Since showing is the best way to reveal things in a novel, Ana dives into cadence.
The cadence with which a character speaks reveals (shows) his or her geographical, educational or social background. So does their choice of words as well as their grammar.
In Self-Editing for Fiction Writers (one of my favorite self-help craft books), Browne and King recommend reading dialogue aloud—something I’m starting to do when I edit. Reading out loud reveals places where the reader might trip over my wording.
“Passages of narration and description will read better once they have the sense of rhythm and flow you edit in while (or after) reading them aloud.”
I have also found that re-reading the next day is a good idea. Different phrasing or word choices often come into my mind. (This is a virtue that is readily applied to critiquing. Words or phrases that bubble up when critiquing may well be valid, and sometimes an improvement.)

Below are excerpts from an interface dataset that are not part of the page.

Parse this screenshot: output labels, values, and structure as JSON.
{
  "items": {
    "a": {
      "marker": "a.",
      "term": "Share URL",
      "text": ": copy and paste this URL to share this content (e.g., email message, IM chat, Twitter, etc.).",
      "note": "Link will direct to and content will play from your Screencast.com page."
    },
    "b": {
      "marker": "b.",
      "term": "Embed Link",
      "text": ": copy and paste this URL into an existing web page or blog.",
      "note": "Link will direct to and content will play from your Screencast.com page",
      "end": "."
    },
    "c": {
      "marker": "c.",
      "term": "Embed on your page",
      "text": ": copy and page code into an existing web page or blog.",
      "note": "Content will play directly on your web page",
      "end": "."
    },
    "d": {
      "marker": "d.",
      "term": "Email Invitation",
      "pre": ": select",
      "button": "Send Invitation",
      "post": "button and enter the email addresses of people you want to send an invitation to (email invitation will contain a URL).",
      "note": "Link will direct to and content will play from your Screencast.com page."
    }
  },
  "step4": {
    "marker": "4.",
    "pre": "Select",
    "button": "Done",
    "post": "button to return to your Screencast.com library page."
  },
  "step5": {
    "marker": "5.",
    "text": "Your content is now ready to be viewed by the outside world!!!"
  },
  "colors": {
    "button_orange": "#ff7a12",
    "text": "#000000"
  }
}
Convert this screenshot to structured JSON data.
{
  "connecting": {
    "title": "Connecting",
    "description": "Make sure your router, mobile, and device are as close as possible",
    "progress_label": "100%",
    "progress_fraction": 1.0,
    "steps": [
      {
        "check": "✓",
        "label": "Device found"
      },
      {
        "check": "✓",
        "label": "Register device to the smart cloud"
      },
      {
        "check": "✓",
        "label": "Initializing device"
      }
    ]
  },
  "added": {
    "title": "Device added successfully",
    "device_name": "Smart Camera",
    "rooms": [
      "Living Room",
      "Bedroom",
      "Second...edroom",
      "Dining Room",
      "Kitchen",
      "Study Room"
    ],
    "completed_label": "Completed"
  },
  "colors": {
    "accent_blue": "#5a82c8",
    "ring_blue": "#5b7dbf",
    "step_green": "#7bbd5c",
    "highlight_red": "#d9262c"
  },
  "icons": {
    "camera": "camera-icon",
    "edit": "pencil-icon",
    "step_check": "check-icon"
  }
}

With diligent attention to cadence, I am deleting places where I used skewed dialect spelling (for effect) as well as many dialogue tags. I’m striving for words that, as Browne and King write, “real people would actually speak. Explanations, -ly words, oddball verbs of speech, trick spellings—these can’t really help your dialogue because they don’t really change the dialogue. They take the place of good dialogue rather than help create it.”